Warden-UK wrote:Is there a situation wherein individuals wearing certain armours cannot be hurt by certain types of weapons, ever?
Absolutely. But that is far more of a matter of Defense and the Ability rating used to attack than it is of Armor Rating and weapon damage.
If you cannot get enough degrees of success to multiply the base damage of your weapon to a high enough total to overcome an opponent's armor, you are incapable of hurting him, yes. There is a reason there are figures in Westeros that no one in their right mind would think of attacking one-on-one.
Warden-UK wrote:And is it the case that platemail loses its effectiveness the higher it goes?
Sorry, I'm not sure what you're asking. "the higher it goes"...what is the "it" you're referring to here?
The rules in Song of Ice and Fire Roleplaying do a pretty fair job of reflecting situations in which superior opponents, with superior weaponry are nigh-unkillable against lesser individual opponents. Jaime Lannister, the Mountain, the Red Viper of Dorne, Barristan Selmy and similar men of renown for their fighting prowess are rightly feared.
That said, they also reflect fairly well the situations in which these men might be still overcome: where mobs or armies are concerned. The Assist rules reflect the kind of increased chance of getting hurt even the best of these warriors stand. Even average fighters with no real training (Fighting 2) offer a +1 to Fighting tests if they're helping someone else. This can make the difference between such individuals being untouchable, and them taking a bit of damage every turn.
Additionally, there are other Combat Actions that benefit a weaker opponent. Grappling an enemy with the Pin
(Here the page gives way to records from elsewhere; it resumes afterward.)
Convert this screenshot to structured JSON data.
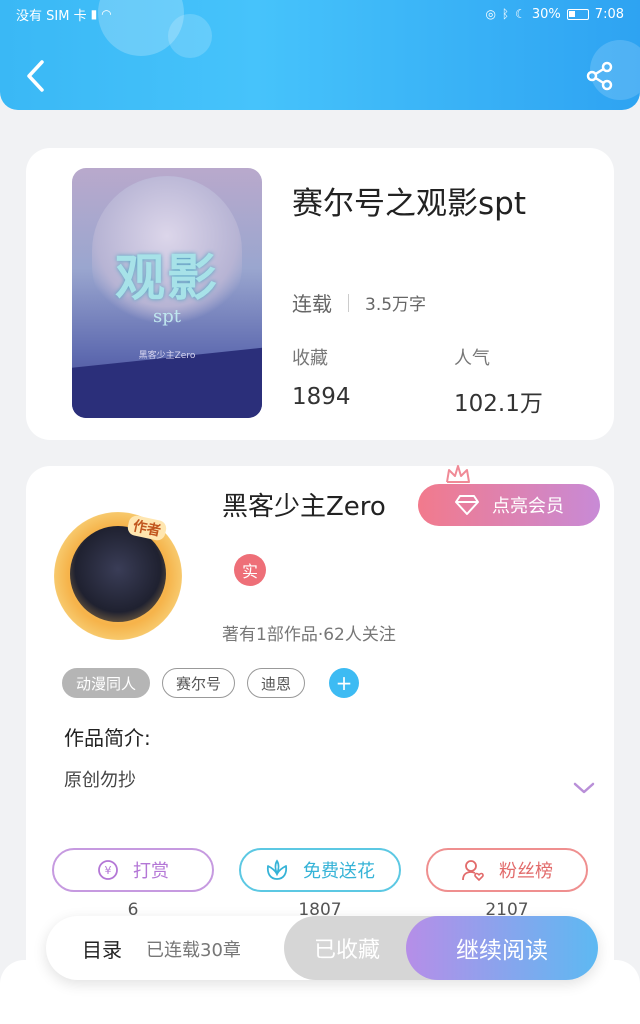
{
  "status_bar": {
    "carrier": "没有 SIM 卡",
    "battery": "30%",
    "time": "7:08"
  },
  "header": {
    "back_icon": "chevron-left-icon",
    "share_icon": "share-icon"
  },
  "book": {
    "title": "赛尔号之观影spt",
    "cover_title": "观影",
    "cover_sub": "spt",
    "cover_author": "黑客少主Zero",
    "status": "连载",
    "word_count": "3.5万字",
    "favorites_label": "收藏",
    "favorites_value": "1894",
    "popularity_label": "人气",
    "popularity_value": "102.1万"
  },
  "author": {
    "name": "黑客少主Zero",
    "avatar_badge": "作者",
    "vip_label": "点亮会员",
    "real_badge": "实",
    "works_info": "著有1部作品·62人关注",
    "tags": [
      "动漫同人",
      "赛尔号",
      "迪恩"
    ],
    "add_tag_label": "+",
    "intro_title": "作品简介:",
    "intro_text": "原创勿抄"
  },
  "actions": {
    "reward_label": "打赏",
    "reward_count": "6",
    "flower_label": "免费送花",
    "flower_count": "1807",
    "fans_label": "粉丝榜",
    "fans_count": "2107"
  },
  "bottom_bar": {
    "toc_label": "目录",
    "toc_count": "已连载30章",
    "favorited_label": "已收藏",
    "continue_label": "继续阅读"
  },
  "colors": {
    "header_gradient_start": "#3ab8f5",
    "header_gradient_end": "#2ea3f2",
    "vip_gradient_start": "#f27a8c",
    "vip_gradient_end": "#c88ad6",
    "read_gradient_start": "#b68ee8",
    "read_gradient_end": "#5db9f2"
  }
}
action is extremely useful, especially when fighting in a group. If one or two of the group Pin an enemy, everyone else gains a +1D to their Fighting tests and the opponent must subtract his Agility from his Combat Defense. So, some of the group dogpile him, and everyone else gets in some stabs with a suddenly much better chance of hurting him.
Other actions like Knockdown
(see Advanced Combat actions) can be extremely useful, as well, particularly since it is an Athletics test against your opponent's passive Agility - and short of water dancers, most fighting types don't have a very high Agility, making them susceptible to this move. Once down, opponents gain a +1D on attack rolls against the downed opponent.
If the opponent's Combat Defense is just too high to hit, the Distract
action is of great facility, forcing him to subtract his Awareness from his Combat Defense with a Cunning test against the opponent's passive Will.
The key to success, of course, is stacking these actions. A group of opponents can confuse, knockdown and then dogpile a single opponent in short order. Perform a Distract to reduce his Combat Defense, followed by a Knockdown to grant everyone a +1D on attacks. Others perform a Pin, granting another +1D (for a total of +2D - that's not nothing) and reducing his total Combat Defense to only his Athletics (as Distract subtracts his Awareness from his Defense, and Pin subtracts his Agility).
At this point, any others left in the group start going to work with their weapons on the fallen, pinned, confused enemy. Each one is making a Fighting test at +2D against a Combat Defense that equals only the fallen opponent's Athletics - you're sure to get more than a few solid hits in there.
This is the mob scene in multiple points of the Song of Ice and Fire
storyline, where the knight is buried under attackers, prevented from moving and stabbed until he stops moving.